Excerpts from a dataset
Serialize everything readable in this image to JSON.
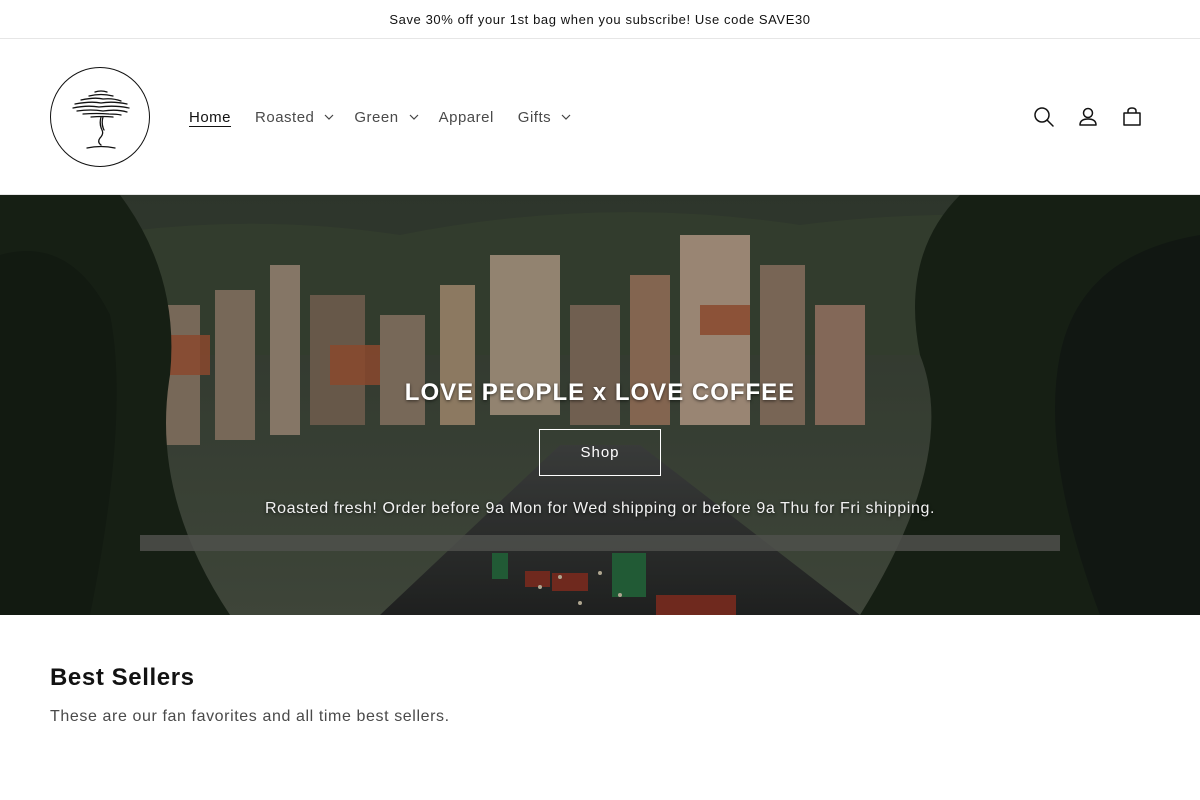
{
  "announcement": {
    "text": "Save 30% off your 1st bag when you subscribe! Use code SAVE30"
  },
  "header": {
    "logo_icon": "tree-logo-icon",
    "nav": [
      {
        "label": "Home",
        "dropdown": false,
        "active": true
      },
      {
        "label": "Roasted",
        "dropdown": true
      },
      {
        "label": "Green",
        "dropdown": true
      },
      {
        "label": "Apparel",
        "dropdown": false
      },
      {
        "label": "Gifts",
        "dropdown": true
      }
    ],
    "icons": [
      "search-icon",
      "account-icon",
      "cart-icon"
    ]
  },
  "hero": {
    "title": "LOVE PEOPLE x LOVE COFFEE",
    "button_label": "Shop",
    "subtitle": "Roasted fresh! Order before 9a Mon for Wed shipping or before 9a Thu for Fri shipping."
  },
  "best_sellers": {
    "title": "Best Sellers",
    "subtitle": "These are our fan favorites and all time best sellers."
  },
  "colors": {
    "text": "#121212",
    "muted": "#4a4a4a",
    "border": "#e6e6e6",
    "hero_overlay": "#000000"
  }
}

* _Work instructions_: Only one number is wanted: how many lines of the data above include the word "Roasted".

* _Task solution_: 2